accomplish on its own. Direct fiscal support can make a critical difference, not just in
helping families and businesses stay afloat in a time of need, but also in sustaining the
productive capacity of the economy after we emerge from this downturn.
Fortunately, the fiscal policy response in the United States to the coronavirus
shock has been both robust and timely. In four pieces of legislation passed in just over
two months, the Congress voted $2.9 trillion in coronavirus relief, about 14 percent of
GDP. Depending on the course of the virus and the course of the economy, more support
from both fiscal and monetary policy may be called for.
Concluding Remarks
The coronavirus pandemic poses the most serious threat to maximum employment
and, potentially, to price stability that the United States has faced in our lifetimes. There
is much that policymakers—and epidemiologists—simply do not know right now about

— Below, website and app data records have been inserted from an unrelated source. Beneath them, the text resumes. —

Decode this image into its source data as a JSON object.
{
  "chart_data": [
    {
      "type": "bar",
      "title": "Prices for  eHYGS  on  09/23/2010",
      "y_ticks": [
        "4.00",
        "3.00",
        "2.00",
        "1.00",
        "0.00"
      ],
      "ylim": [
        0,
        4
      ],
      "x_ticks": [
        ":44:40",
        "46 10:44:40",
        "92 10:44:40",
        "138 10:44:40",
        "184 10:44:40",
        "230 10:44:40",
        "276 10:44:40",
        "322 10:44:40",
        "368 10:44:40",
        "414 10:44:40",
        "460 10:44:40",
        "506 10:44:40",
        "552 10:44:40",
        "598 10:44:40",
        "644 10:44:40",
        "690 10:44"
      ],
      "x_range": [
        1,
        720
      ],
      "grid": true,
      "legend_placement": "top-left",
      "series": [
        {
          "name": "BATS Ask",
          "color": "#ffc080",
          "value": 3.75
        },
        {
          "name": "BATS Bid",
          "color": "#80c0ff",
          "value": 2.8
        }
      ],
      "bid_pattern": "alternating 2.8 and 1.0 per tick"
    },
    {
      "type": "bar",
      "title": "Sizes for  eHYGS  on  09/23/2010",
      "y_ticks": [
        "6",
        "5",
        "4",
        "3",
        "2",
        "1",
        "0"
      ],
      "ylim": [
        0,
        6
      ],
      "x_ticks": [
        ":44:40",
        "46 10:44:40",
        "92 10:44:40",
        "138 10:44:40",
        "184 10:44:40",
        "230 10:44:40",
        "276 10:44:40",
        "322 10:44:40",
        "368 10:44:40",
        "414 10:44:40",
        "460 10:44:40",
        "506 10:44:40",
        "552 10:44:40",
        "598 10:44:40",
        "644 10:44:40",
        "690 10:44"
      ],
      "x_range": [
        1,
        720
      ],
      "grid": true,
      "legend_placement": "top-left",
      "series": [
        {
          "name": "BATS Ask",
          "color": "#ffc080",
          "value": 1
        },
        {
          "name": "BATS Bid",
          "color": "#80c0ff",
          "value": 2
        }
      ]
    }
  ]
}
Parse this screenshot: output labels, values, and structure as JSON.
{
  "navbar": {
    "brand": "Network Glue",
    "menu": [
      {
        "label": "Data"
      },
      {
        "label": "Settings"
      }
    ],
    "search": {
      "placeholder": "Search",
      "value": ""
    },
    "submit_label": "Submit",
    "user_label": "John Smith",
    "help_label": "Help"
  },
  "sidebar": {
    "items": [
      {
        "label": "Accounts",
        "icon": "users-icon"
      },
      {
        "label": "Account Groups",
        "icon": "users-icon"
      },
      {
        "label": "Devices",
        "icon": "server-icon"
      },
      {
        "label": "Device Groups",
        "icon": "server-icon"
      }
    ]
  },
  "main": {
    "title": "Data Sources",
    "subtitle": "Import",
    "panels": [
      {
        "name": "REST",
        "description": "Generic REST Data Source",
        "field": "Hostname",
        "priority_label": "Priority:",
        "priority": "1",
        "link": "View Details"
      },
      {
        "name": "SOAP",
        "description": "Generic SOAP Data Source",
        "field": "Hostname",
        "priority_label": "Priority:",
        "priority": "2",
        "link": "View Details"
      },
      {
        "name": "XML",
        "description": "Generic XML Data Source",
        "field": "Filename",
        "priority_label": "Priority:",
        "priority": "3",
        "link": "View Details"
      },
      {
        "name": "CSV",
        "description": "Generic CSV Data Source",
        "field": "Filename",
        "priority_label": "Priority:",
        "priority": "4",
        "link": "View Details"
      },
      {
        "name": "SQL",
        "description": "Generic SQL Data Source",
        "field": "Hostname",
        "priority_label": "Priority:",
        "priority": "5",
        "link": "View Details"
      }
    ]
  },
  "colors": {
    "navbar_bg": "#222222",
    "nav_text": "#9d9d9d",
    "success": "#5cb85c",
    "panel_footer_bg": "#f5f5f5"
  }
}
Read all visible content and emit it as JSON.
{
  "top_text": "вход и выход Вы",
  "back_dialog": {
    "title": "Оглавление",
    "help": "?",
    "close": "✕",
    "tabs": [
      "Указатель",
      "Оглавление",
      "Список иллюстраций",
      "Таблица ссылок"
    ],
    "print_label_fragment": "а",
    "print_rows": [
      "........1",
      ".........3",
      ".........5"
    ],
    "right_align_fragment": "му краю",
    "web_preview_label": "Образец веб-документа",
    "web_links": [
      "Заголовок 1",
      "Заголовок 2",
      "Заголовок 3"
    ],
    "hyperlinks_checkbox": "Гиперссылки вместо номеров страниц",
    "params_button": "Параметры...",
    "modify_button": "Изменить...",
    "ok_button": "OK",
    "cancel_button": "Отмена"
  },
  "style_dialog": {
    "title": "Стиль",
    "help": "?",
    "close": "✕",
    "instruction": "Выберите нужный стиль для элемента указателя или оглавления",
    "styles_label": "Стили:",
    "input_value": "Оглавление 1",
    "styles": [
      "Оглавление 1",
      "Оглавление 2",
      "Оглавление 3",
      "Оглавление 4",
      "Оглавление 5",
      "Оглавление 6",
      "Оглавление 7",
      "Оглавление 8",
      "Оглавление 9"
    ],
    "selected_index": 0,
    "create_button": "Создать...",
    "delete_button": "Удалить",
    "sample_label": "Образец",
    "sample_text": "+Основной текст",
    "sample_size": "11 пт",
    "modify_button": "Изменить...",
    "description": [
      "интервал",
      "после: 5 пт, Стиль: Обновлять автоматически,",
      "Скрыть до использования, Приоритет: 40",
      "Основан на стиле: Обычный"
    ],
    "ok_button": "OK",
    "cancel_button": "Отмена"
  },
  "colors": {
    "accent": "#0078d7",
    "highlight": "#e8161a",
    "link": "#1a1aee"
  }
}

the potential course that the virus, and thus the economy, will take. But there is one thing
that I am certain about: The Federal Reserve will continue to act forcefully, proactively,
and aggressively as we deploy our toolkit—including our balance sheet, forward
guidance, and lending facilities—to provide critical support to the economy during this
challenging time and to do all we can to make sure that the recovery from this downturn,
once it commences, is as robust as possible.